> [YOUR OBJECTIVE] The entries follow. Copy every line in which "price" appears.

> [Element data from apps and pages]

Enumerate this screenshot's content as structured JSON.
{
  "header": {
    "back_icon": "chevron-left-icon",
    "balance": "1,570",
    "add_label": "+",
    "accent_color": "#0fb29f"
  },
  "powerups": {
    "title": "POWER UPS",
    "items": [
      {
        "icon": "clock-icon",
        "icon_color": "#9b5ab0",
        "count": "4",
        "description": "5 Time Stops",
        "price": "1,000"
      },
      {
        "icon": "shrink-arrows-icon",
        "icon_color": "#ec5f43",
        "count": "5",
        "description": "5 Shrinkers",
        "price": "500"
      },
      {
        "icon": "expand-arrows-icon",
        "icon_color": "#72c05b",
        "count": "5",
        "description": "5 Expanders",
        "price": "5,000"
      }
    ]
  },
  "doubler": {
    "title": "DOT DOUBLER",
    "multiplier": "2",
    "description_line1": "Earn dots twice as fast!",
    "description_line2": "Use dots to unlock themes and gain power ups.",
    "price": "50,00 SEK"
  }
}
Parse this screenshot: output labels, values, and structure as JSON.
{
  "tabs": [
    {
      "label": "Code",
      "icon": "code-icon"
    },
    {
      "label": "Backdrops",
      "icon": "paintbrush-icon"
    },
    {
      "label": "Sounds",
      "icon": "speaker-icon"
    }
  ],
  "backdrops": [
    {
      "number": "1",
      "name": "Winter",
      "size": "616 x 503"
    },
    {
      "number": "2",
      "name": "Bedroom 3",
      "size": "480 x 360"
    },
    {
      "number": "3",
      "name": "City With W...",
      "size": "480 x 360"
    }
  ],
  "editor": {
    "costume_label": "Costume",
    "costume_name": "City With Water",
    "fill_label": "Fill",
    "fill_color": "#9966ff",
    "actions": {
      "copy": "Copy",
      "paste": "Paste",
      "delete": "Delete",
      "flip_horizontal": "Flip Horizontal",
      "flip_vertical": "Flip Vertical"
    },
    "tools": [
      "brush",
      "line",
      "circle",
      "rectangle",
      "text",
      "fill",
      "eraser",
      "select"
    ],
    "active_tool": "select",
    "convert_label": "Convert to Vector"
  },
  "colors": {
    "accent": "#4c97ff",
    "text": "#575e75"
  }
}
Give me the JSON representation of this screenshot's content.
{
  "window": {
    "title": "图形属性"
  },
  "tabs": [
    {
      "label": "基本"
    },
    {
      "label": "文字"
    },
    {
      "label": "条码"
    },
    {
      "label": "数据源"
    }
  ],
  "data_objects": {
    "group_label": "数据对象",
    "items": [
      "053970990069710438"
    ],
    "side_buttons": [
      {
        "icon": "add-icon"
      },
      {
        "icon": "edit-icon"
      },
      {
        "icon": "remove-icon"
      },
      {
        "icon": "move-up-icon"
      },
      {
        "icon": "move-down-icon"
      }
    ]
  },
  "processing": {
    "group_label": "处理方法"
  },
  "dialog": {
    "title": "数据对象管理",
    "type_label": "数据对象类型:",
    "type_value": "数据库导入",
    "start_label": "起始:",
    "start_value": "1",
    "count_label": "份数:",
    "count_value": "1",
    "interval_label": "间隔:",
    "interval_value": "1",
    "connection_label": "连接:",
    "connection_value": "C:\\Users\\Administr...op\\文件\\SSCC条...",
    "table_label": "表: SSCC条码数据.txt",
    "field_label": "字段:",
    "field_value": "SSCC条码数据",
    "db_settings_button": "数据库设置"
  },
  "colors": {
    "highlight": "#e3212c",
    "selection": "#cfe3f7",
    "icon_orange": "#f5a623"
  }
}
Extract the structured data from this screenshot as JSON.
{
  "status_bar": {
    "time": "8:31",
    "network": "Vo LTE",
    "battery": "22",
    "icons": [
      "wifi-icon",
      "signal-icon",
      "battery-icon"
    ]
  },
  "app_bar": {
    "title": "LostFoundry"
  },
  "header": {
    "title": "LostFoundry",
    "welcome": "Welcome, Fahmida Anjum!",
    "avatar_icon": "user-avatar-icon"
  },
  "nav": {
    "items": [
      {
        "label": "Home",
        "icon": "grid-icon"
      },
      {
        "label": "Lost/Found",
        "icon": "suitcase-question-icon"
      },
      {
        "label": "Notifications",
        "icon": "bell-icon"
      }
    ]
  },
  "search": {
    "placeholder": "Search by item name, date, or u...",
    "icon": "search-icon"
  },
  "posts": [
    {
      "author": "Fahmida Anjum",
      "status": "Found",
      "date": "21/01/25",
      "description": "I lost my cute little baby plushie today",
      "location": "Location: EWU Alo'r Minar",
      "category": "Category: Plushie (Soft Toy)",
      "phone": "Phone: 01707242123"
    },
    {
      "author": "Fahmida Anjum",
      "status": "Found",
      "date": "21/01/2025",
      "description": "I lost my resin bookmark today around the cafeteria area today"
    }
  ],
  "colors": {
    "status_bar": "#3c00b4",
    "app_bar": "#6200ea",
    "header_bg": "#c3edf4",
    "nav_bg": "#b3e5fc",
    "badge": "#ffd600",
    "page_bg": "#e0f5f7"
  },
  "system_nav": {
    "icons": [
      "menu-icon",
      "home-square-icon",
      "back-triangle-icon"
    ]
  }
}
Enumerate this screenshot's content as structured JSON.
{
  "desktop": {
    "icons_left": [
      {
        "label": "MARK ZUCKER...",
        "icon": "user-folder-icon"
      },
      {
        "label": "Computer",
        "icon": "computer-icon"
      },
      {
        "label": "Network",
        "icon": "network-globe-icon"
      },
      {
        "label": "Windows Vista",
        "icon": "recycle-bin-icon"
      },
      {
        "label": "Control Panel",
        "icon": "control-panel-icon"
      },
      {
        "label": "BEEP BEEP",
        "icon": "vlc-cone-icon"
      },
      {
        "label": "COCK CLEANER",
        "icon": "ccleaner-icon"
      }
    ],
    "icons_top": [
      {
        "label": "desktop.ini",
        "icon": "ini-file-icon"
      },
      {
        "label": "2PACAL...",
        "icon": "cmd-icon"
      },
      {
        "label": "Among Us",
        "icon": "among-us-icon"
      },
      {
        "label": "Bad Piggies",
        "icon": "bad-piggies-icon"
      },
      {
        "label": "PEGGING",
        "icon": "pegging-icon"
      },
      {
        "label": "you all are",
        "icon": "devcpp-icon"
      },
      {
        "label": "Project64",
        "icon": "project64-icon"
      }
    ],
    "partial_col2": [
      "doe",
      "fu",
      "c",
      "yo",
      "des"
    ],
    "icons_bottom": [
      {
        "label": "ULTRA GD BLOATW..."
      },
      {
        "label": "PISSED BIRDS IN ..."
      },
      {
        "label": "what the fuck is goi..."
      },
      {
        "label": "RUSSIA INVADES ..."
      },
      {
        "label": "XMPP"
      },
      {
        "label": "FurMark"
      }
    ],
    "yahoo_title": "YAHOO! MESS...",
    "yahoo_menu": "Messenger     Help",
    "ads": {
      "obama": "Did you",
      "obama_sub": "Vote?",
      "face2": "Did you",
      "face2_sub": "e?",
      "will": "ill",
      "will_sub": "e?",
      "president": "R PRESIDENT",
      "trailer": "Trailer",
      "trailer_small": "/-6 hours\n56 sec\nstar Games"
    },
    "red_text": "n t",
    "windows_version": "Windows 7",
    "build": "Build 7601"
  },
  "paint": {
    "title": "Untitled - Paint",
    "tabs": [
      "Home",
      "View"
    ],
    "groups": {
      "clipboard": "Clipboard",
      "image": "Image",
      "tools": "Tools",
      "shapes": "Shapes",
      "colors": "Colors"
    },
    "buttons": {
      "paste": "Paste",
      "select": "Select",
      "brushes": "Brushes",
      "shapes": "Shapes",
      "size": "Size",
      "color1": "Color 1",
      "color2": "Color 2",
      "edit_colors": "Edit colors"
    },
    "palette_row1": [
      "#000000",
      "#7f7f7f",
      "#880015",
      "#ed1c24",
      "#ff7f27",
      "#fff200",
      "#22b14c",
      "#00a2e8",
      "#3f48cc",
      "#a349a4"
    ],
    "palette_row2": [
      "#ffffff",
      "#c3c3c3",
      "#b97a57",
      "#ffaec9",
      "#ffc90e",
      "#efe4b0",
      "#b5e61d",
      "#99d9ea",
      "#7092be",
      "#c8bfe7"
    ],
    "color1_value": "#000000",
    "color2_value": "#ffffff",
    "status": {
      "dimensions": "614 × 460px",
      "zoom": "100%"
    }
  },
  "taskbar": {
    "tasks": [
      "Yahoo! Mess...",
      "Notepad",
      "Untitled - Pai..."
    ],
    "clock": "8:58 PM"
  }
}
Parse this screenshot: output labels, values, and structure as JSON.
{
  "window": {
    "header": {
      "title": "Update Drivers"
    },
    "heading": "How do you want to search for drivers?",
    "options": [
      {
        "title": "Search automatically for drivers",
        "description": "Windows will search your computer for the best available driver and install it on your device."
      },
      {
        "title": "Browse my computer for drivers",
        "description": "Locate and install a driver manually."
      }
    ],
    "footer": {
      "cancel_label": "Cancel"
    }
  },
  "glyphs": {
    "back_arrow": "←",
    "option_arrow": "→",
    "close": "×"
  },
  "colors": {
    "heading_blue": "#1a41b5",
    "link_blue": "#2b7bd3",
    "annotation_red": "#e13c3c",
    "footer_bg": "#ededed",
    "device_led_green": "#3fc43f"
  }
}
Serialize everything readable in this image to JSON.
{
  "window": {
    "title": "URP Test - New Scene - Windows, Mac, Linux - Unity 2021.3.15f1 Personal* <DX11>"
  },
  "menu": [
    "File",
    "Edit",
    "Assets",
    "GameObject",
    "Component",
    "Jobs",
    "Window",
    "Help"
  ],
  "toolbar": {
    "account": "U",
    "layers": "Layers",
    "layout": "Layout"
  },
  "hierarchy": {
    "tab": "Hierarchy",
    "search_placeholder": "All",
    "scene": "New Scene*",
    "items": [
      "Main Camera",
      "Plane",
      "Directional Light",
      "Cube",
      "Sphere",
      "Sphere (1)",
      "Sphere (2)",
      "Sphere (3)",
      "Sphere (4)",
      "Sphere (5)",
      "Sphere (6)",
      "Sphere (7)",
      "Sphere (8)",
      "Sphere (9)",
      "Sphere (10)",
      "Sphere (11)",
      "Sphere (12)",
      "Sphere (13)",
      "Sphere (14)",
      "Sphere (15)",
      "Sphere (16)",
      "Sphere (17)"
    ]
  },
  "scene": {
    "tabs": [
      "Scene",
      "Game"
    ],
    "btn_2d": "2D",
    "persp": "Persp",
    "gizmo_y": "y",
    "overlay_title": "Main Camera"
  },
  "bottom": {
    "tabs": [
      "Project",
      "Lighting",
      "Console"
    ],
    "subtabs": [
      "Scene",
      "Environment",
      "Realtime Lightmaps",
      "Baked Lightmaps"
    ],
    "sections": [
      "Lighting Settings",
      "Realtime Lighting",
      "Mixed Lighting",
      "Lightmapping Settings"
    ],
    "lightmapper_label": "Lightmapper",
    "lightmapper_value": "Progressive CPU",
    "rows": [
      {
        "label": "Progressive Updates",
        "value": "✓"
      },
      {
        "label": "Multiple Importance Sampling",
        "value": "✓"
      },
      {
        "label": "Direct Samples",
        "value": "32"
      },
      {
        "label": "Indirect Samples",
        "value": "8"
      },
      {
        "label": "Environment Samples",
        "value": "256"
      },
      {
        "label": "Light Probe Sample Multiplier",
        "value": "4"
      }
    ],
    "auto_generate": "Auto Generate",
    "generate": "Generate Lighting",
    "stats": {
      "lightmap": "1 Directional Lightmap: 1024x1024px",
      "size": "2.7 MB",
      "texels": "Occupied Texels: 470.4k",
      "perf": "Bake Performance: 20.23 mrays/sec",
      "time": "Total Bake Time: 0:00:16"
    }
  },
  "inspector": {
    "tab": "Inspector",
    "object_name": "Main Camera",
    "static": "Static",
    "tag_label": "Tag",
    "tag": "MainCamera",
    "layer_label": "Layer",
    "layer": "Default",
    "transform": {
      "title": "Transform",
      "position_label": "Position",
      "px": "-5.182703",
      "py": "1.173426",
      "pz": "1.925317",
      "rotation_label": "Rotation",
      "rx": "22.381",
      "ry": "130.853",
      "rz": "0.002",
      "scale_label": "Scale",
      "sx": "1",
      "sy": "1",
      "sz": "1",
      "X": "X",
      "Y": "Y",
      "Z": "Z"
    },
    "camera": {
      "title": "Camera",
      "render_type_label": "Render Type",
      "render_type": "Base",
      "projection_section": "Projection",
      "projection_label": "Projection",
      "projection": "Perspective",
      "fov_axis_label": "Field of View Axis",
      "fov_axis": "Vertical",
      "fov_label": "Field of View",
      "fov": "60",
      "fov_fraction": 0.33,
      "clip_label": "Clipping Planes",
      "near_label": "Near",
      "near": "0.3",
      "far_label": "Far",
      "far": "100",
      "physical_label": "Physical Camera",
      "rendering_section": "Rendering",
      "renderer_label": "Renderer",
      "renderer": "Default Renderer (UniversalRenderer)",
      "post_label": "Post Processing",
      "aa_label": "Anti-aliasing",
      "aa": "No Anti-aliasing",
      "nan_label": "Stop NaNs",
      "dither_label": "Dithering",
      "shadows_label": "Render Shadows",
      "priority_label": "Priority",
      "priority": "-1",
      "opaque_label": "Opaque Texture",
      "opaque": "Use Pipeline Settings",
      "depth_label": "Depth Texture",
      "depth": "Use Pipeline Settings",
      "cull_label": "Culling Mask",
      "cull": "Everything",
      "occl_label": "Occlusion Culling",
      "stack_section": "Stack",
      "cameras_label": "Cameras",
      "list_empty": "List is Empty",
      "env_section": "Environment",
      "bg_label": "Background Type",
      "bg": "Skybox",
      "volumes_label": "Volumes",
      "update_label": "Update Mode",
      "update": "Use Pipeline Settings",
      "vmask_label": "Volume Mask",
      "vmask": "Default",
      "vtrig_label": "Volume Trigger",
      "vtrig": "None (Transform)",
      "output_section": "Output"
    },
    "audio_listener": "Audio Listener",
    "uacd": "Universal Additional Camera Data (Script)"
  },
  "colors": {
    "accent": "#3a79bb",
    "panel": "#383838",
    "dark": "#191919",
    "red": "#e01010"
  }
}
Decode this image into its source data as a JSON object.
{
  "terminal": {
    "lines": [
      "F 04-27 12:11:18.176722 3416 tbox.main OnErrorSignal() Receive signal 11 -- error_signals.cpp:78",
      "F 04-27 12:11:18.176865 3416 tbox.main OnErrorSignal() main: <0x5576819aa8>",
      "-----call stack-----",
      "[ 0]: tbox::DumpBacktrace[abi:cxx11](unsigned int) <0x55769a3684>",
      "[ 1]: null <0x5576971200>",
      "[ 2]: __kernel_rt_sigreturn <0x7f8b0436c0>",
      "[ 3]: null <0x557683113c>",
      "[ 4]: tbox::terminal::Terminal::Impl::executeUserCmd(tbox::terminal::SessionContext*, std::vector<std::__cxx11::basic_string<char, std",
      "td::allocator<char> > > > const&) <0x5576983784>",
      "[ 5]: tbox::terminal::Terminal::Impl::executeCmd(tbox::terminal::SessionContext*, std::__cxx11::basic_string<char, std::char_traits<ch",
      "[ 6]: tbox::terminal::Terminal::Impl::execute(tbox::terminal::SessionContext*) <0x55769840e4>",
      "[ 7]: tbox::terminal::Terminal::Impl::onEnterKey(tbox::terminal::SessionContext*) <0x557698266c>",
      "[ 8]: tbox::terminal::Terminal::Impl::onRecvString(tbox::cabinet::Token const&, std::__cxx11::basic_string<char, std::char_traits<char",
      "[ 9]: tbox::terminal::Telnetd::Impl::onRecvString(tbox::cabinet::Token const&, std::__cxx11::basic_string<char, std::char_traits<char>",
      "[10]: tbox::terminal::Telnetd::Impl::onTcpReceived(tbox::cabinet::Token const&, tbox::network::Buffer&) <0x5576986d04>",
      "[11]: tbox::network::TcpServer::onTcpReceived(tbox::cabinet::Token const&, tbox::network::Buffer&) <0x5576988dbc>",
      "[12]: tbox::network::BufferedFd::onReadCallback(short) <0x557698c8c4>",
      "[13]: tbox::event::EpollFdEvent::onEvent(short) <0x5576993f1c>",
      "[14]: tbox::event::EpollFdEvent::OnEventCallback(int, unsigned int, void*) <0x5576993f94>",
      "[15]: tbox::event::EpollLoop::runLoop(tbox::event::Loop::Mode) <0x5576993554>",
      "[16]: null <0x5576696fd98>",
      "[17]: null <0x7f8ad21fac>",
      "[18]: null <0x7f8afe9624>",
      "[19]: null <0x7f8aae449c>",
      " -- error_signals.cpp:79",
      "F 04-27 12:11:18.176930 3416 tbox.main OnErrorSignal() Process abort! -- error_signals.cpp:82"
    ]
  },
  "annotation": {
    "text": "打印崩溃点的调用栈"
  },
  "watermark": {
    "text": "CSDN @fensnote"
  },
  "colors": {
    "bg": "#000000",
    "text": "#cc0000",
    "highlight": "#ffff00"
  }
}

> [RESULT FOR THIS TASK]
        "price": "1,000"
        "price": "500"
        "price": "5,000"
    "price": "50,00 SEK"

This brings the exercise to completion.